*** Opening of AVAILABLE DATA ***

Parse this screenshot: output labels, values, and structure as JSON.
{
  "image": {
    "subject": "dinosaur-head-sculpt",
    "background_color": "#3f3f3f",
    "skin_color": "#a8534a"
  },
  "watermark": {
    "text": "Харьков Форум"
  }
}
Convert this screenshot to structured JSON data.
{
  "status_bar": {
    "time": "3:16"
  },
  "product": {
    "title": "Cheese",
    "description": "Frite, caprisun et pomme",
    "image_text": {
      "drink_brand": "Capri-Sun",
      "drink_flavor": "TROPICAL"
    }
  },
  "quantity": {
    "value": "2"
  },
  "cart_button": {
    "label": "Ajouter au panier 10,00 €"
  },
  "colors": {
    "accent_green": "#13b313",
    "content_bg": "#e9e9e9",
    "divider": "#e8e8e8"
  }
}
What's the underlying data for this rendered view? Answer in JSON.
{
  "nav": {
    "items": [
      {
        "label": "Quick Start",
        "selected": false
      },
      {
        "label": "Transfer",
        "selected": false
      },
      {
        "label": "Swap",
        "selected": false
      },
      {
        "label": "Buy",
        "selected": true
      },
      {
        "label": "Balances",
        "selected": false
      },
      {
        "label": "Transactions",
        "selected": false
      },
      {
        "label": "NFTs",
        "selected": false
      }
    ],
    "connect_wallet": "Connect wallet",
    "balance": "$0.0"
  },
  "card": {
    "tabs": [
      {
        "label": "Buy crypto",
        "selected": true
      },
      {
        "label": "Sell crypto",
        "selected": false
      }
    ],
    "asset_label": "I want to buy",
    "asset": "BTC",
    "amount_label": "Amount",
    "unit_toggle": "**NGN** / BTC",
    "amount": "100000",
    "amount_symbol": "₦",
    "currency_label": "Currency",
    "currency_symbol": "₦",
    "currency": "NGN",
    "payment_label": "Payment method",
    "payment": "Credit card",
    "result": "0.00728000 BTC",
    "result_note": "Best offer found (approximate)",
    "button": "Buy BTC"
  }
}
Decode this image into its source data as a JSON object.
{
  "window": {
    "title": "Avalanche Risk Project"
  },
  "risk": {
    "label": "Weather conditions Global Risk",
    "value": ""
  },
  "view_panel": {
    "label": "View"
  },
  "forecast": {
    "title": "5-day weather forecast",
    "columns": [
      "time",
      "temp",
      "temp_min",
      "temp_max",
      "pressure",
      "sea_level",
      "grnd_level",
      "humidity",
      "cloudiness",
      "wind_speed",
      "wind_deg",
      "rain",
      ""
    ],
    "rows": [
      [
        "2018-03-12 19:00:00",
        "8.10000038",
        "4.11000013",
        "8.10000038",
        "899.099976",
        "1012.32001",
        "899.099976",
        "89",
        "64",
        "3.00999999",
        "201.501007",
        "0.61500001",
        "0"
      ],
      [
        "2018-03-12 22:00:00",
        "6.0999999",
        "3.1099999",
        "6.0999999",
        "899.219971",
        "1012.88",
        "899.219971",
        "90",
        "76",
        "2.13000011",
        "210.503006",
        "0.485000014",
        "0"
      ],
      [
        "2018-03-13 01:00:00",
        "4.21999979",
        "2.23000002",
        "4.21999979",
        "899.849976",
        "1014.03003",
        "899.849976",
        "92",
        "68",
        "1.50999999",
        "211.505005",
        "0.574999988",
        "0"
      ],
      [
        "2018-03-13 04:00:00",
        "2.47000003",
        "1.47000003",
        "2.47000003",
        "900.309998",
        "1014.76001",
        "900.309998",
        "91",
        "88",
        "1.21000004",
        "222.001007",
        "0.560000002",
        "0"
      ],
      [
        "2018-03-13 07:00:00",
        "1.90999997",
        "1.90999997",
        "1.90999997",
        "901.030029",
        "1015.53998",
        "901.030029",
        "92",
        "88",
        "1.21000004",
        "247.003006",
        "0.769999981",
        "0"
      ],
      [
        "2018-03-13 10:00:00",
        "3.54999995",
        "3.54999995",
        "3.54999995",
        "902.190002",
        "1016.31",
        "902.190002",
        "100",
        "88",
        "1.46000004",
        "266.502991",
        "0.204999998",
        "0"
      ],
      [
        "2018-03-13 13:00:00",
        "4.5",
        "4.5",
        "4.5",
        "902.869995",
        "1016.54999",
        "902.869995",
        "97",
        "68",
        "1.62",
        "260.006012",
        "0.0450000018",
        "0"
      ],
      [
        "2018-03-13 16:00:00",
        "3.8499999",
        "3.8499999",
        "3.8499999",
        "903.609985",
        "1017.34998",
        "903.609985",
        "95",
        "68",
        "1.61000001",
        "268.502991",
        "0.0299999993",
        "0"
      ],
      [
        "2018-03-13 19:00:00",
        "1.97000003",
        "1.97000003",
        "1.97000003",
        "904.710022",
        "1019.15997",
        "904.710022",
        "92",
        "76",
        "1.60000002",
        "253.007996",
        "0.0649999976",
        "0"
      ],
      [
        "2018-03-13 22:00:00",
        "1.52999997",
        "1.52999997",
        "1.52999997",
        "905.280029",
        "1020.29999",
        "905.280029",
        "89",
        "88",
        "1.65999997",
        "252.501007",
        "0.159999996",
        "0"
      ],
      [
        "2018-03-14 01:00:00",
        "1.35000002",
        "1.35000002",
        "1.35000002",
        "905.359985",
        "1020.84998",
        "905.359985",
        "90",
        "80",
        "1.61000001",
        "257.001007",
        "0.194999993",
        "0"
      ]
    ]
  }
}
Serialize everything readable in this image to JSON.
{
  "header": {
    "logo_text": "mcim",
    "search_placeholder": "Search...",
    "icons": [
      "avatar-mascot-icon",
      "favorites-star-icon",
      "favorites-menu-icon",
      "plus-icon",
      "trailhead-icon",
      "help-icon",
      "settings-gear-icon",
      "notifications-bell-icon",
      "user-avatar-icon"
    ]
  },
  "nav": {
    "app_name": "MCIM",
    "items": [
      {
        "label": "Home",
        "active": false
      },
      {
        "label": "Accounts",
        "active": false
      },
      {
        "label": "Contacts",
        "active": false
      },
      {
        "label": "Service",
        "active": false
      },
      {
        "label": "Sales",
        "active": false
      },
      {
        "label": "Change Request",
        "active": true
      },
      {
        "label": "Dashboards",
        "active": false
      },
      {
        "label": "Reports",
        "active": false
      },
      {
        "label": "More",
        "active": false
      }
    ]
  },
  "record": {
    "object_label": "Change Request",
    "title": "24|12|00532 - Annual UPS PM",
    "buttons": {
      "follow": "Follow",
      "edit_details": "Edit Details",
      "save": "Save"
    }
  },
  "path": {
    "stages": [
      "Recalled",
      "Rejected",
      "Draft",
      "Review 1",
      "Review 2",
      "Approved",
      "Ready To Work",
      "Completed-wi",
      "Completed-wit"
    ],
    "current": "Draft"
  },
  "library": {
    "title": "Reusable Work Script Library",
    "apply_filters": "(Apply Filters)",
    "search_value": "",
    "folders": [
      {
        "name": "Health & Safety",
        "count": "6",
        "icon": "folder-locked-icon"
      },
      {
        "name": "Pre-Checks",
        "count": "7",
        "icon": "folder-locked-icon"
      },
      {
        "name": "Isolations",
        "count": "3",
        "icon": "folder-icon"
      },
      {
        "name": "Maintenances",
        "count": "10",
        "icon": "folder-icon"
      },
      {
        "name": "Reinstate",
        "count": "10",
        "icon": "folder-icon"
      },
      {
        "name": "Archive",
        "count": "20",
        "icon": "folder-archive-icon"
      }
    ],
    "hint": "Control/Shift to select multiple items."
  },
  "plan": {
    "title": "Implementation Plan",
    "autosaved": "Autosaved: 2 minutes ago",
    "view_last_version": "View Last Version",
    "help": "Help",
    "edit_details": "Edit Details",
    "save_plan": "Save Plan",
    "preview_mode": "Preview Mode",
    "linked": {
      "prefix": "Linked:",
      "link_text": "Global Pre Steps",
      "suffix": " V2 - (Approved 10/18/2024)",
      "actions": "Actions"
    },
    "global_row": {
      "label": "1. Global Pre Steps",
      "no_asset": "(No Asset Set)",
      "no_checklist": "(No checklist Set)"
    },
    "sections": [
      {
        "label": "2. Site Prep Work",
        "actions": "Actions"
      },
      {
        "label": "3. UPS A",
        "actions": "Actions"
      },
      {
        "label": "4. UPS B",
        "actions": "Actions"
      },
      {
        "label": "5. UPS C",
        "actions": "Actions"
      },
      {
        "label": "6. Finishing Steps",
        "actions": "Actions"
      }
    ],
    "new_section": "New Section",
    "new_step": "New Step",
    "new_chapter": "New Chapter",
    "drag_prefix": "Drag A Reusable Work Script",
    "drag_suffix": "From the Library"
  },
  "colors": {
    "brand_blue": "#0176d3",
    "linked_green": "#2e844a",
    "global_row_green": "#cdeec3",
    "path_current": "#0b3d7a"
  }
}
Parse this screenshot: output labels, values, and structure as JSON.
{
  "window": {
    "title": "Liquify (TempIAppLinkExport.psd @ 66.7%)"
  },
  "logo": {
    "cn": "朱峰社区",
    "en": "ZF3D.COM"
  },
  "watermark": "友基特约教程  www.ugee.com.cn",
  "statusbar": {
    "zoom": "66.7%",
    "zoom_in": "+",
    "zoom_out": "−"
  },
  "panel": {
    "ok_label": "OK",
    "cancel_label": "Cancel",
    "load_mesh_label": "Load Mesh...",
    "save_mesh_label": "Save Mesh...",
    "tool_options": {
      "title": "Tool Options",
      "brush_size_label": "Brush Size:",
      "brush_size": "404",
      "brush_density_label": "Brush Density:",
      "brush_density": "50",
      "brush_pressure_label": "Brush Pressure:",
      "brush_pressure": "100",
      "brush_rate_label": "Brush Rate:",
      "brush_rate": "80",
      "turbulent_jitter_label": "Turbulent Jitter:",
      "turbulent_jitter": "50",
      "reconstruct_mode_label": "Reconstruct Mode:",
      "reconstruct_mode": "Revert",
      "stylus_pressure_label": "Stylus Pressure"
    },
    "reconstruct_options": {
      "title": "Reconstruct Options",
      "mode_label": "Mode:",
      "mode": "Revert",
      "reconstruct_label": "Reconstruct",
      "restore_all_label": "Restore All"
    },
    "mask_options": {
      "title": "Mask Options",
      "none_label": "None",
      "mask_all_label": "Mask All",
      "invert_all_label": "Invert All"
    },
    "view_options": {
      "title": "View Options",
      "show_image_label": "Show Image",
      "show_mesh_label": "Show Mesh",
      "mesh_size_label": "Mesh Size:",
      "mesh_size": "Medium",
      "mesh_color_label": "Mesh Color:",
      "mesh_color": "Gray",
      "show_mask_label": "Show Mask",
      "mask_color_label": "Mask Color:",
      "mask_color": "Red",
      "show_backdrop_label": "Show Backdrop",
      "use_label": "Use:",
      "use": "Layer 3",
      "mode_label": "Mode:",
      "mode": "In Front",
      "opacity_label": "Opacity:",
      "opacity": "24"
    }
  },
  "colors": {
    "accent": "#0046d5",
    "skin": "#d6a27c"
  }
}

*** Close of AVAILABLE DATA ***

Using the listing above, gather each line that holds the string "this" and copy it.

- _SOLVED PROBLEM_
Parse this screenshot: output labels, values, and structure as JSON.
Convert this screenshot to structured JSON data.
What's the underlying data for this rendered view? Answer in JSON.
Decode this image into its source data as a JSON object.
Serialize everything readable in this image to JSON.
Parse this screenshot: output labels, values, and structure as JSON.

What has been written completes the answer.